> [DATA TO USE]:

BEGIN

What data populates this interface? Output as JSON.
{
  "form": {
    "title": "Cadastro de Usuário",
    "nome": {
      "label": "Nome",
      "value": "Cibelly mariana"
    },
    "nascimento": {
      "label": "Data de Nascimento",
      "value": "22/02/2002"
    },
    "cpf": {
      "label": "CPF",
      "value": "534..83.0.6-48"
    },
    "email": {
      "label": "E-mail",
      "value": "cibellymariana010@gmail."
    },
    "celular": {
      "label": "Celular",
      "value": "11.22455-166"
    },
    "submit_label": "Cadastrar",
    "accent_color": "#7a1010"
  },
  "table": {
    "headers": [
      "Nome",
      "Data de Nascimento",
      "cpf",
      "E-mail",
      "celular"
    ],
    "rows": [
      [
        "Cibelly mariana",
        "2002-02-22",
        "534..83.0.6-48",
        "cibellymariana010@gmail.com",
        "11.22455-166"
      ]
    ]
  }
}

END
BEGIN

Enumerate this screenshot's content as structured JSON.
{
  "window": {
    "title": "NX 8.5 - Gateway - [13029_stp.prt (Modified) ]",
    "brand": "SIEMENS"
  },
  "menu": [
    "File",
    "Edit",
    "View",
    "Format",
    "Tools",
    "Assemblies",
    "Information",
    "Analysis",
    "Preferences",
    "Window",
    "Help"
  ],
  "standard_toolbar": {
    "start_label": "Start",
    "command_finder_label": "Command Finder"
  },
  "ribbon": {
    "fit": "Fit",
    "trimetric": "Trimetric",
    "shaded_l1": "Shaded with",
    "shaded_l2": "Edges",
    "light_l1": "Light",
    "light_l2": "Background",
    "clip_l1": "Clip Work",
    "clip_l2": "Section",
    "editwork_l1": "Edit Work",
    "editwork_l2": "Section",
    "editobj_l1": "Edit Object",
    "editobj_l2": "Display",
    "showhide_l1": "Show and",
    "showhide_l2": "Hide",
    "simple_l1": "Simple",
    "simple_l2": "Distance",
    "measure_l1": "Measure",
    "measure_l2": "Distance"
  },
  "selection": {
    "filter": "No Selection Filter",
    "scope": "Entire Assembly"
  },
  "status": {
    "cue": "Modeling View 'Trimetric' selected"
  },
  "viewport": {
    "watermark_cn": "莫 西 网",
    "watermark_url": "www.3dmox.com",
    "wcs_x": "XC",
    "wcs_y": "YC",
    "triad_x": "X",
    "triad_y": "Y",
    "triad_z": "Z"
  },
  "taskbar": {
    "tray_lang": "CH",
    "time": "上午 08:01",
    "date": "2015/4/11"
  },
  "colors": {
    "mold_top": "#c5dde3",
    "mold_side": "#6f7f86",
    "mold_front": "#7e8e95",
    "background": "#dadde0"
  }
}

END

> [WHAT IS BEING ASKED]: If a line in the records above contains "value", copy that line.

> [REPLY TO THE EXERCISE]:
      "value": "Cibelly mariana"
      "value": "22/02/2002"
      "value": "534..83.0.6-48"
      "value": "cibellymariana010@gmail."
      "value": "11.22455-166"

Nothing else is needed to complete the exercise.